Only the lines with the string "حافظه" are needed; return each of them from the entries below.

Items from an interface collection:
----------
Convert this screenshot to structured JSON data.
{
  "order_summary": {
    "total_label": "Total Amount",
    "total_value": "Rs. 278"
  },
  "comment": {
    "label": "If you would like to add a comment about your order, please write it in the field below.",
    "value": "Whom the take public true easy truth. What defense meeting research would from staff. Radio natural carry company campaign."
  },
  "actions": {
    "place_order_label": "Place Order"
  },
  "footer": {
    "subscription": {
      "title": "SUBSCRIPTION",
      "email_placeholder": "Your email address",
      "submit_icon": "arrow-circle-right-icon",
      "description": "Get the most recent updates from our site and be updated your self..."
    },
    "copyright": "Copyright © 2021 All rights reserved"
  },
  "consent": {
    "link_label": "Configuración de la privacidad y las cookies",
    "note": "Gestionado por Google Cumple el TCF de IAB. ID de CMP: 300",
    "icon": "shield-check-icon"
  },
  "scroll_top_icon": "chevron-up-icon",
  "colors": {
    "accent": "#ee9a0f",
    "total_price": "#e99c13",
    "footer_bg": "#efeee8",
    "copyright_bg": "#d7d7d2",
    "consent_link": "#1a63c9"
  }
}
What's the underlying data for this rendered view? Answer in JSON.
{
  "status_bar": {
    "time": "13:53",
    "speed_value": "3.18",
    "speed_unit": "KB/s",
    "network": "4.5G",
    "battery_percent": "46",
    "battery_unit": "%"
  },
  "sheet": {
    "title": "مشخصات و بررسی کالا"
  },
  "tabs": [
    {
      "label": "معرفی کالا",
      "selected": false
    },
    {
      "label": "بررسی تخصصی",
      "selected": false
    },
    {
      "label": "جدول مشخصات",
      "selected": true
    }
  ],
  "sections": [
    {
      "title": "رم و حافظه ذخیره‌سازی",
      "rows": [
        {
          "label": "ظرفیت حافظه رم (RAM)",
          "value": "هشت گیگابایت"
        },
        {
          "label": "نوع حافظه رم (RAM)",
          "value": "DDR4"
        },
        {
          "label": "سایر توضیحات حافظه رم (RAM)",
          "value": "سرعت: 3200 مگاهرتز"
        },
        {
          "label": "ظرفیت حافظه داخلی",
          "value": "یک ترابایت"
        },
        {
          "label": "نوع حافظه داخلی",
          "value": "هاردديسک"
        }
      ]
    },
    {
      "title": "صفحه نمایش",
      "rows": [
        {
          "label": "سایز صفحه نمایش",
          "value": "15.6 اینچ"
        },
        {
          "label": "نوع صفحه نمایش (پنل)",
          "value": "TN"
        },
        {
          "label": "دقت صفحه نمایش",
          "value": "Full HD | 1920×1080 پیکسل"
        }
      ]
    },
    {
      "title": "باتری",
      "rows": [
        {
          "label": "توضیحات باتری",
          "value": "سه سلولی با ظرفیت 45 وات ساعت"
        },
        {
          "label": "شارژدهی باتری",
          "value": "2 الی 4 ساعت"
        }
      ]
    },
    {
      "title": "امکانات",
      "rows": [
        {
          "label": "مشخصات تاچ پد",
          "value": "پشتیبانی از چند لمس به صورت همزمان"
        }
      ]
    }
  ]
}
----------
» Reply to the exercise:
      "title": "رم و حافظه ذخیره‌سازی",
          "label": "ظرفیت حافظه رم (RAM)",
          "label": "نوع حافظه رم (RAM)",
          "label": "سایر توضیحات حافظه رم (RAM)",
          "label": "ظرفیت حافظه داخلی",
          "label": "نوع حافظه داخلی",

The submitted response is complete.